[Collected data entries]
= Beginning of Section =

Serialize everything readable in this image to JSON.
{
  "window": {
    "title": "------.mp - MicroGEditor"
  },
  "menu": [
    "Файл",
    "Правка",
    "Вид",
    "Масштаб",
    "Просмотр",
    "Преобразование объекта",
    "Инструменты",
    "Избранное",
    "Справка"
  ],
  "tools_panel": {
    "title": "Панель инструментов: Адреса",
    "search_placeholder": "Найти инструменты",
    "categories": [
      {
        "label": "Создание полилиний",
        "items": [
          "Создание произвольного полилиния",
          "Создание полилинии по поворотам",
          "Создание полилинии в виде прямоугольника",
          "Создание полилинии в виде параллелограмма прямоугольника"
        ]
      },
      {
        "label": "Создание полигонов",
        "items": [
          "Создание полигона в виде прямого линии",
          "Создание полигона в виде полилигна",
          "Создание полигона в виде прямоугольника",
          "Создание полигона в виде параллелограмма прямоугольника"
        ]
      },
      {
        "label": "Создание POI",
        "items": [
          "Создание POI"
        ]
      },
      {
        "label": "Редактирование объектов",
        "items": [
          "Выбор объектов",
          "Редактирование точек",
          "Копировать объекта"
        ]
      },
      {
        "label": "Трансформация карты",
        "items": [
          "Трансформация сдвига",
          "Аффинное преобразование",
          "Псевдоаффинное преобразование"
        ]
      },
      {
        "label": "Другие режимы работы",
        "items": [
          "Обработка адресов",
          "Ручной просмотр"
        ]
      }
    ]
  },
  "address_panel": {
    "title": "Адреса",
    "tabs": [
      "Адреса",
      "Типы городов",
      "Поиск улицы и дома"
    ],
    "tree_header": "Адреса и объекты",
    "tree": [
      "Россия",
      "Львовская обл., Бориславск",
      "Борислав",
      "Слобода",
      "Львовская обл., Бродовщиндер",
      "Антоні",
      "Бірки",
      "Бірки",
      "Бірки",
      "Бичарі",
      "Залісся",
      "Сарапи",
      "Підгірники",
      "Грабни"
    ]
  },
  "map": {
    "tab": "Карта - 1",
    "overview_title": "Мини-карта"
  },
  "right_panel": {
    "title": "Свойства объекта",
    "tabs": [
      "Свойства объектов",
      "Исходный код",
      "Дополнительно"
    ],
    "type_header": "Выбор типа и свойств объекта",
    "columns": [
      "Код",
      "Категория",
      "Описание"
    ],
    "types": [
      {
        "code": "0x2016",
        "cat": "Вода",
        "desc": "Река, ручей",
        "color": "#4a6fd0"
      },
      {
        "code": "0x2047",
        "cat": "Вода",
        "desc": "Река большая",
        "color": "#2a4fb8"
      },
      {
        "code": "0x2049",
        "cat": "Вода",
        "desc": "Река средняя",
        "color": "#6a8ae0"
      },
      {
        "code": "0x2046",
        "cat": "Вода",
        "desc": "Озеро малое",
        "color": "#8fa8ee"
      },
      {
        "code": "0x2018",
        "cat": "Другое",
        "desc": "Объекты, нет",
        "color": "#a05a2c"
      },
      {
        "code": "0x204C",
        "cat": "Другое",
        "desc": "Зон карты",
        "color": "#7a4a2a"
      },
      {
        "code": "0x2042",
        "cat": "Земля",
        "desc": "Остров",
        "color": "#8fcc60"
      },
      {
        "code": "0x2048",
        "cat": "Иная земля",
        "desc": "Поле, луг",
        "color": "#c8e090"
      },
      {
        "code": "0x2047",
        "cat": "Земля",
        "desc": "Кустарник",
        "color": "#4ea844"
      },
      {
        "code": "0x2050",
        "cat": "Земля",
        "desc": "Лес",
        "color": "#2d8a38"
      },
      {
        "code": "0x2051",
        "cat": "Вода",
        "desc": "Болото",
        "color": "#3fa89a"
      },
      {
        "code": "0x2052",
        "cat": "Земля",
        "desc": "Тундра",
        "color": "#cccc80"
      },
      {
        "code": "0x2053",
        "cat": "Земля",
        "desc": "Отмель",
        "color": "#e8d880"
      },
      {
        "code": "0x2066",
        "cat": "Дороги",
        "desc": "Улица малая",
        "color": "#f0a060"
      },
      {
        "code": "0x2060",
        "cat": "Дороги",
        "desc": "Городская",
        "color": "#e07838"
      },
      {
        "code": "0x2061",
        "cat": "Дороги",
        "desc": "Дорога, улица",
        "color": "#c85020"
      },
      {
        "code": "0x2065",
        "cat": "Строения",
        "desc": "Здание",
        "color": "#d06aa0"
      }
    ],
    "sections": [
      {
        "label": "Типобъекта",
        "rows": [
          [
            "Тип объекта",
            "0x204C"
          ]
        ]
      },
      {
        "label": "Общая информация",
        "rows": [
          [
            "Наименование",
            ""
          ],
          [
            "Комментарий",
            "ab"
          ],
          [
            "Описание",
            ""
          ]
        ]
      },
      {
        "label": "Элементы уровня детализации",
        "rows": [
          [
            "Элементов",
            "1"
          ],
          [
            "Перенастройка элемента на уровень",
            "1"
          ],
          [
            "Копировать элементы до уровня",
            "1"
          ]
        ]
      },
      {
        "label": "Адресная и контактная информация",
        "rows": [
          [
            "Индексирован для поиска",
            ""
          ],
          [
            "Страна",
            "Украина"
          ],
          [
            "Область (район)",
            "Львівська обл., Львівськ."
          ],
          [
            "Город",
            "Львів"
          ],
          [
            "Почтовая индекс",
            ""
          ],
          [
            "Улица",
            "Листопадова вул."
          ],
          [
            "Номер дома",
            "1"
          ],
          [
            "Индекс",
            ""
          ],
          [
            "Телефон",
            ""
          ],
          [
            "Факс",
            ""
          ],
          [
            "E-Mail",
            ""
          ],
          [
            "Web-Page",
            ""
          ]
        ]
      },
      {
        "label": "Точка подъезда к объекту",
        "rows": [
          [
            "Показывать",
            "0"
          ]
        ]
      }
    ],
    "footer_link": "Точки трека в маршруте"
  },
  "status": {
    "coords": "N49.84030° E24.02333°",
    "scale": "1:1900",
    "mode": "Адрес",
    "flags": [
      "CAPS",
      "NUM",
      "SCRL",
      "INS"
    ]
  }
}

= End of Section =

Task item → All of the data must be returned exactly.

Solution for this task →
Serialize everything readable in this image to JSON.
{
  "window": {
    "title": "------.mp - MicroGEditor"
  },
  "menu": [
    "Файл",
    "Правка",
    "Вид",
    "Масштаб",
    "Просмотр",
    "Преобразование объекта",
    "Инструменты",
    "Избранное",
    "Справка"
  ],
  "tools_panel": {
    "title": "Панель инструментов: Адреса",
    "search_placeholder": "Найти инструменты",
    "categories": [
      {
        "label": "Создание полилиний",
        "items": [
          "Создание произвольного полилиния",
          "Создание полилинии по поворотам",
          "Создание полилинии в виде прямоугольника",
          "Создание полилинии в виде параллелограмма прямоугольника"
        ]
      },
      {
        "label": "Создание полигонов",
        "items": [
          "Создание полигона в виде прямого линии",
          "Создание полигона в виде полилигна",
          "Создание полигона в виде прямоугольника",
          "Создание полигона в виде параллелограмма прямоугольника"
        ]
      },
      {
        "label": "Создание POI",
        "items": [
          "Создание POI"
        ]
      },
      {
        "label": "Редактирование объектов",
        "items": [
          "Выбор объектов",
          "Редактирование точек",
          "Копировать объекта"
        ]
      },
      {
        "label": "Трансформация карты",
        "items": [
          "Трансформация сдвига",
          "Аффинное преобразование",
          "Псевдоаффинное преобразование"
        ]
      },
      {
        "label": "Другие режимы работы",
        "items": [
          "Обработка адресов",
          "Ручной просмотр"
        ]
      }
    ]
  },
  "address_panel": {
    "title": "Адреса",
    "tabs": [
      "Адреса",
      "Типы городов",
      "Поиск улицы и дома"
    ],
    "tree_header": "Адреса и объекты",
    "tree": [
      "Россия",
      "Львовская обл., Бориславск",
      "Борислав",
      "Слобода",
      "Львовская обл., Бродовщиндер",
      "Антоні",
      "Бірки",
      "Бірки",
      "Бірки",
      "Бичарі",
      "Залісся",
      "Сарапи",
      "Підгірники",
      "Грабни"
    ]
  },
  "map": {
    "tab": "Карта - 1",
    "overview_title": "Мини-карта"
  },
  "right_panel": {
    "title": "Свойства объекта",
    "tabs": [
      "Свойства объектов",
      "Исходный код",
      "Дополнительно"
    ],
    "type_header": "Выбор типа и свойств объекта",
    "columns": [
      "Код",
      "Категория",
      "Описание"
    ],
    "types": [
      {
        "code": "0x2016",
        "cat": "Вода",
        "desc": "Река, ручей",
        "color": "#4a6fd0"
      },
      {
        "code": "0x2047",
        "cat": "Вода",
        "desc": "Река большая",
        "color": "#2a4fb8"
      },
      {
        "code": "0x2049",
        "cat": "Вода",
        "desc": "Река средняя",
        "color": "#6a8ae0"
      },
      {
        "code": "0x2046",
        "cat": "Вода",
        "desc": "Озеро малое",
        "color": "#8fa8ee"
      },
      {
        "code": "0x2018",
        "cat": "Другое",
        "desc": "Объекты, нет",
        "color": "#a05a2c"
      },
      {
        "code": "0x204C",
        "cat": "Другое",
        "desc": "Зон карты",
        "color": "#7a4a2a"
      },
      {
        "code": "0x2042",
        "cat": "Земля",
        "desc": "Остров",
        "color": "#8fcc60"
      },
      {
        "code": "0x2048",
        "cat": "Иная земля",
        "desc": "Поле, луг",
        "color": "#c8e090"
      },
      {
        "code": "0x2047",
        "cat": "Земля",
        "desc": "Кустарник",
        "color": "#4ea844"
      },
      {
        "code": "0x2050",
        "cat": "Земля",
        "desc": "Лес",
        "color": "#2d8a38"
      },
      {
        "code": "0x2051",
        "cat": "Вода",
        "desc": "Болото",
        "color": "#3fa89a"
      },
      {
        "code": "0x2052",
        "cat": "Земля",
        "desc": "Тундра",
        "color": "#cccc80"
      },
      {
        "code": "0x2053",
        "cat": "Земля",
        "desc": "Отмель",
        "color": "#e8d880"
      },
      {
        "code": "0x2066",
        "cat": "Дороги",
        "desc": "Улица малая",
        "color": "#f0a060"
      },
      {
        "code": "0x2060",
        "cat": "Дороги",
        "desc": "Городская",
        "color": "#e07838"
      },
      {
        "code": "0x2061",
        "cat": "Дороги",
        "desc": "Дорога, улица",
        "color": "#c85020"
      },
      {
        "code": "0x2065",
        "cat": "Строения",
        "desc": "Здание",
        "color": "#d06aa0"
      }
    ],
    "sections": [
      {
        "label": "Типобъекта",
        "rows": [
          [
            "Тип объекта",
            "0x204C"
          ]
        ]
      },
      {
        "label": "Общая информация",
        "rows": [
          [
            "Наименование",
            ""
          ],
          [
            "Комментарий",
            "ab"
          ],
          [
            "Описание",
            ""
          ]
        ]
      },
      {
        "label": "Элементы уровня детализации",
        "rows": [
          [
            "Элементов",
            "1"
          ],
          [
            "Перенастройка элемента на уровень",
            "1"
          ],
          [
            "Копировать элементы до уровня",
            "1"
          ]
        ]
      },
      {
        "label": "Адресная и контактная информация",
        "rows": [
          [
            "Индексирован для поиска",
            ""
          ],
          [
            "Страна",
            "Украина"
          ],
          [
            "Область (район)",
            "Львівська обл., Львівськ."
          ],
          [
            "Город",
            "Львів"
          ],
          [
            "Почтовая индекс",
            ""
          ],
          [
            "Улица",
            "Листопадова вул."
          ],
          [
            "Номер дома",
            "1"
          ],
          [
            "Индекс",
            ""
          ],
          [
            "Телефон",
            ""
          ],
          [
            "Факс",
            ""
          ],
          [
            "E-Mail",
            ""
          ],
          [
            "Web-Page",
            ""
          ]
        ]
      },
      {
        "label": "Точка подъезда к объекту",
        "rows": [
          [
            "Показывать",
            "0"
          ]
        ]
      }
    ],
    "footer_link": "Точки трека в маршруте"
  },
  "status": {
    "coords": "N49.84030° E24.02333°",
    "scale": "1:1900",
    "mode": "Адрес",
    "flags": [
      "CAPS",
      "NUM",
      "SCRL",
      "INS"
    ]
  }
}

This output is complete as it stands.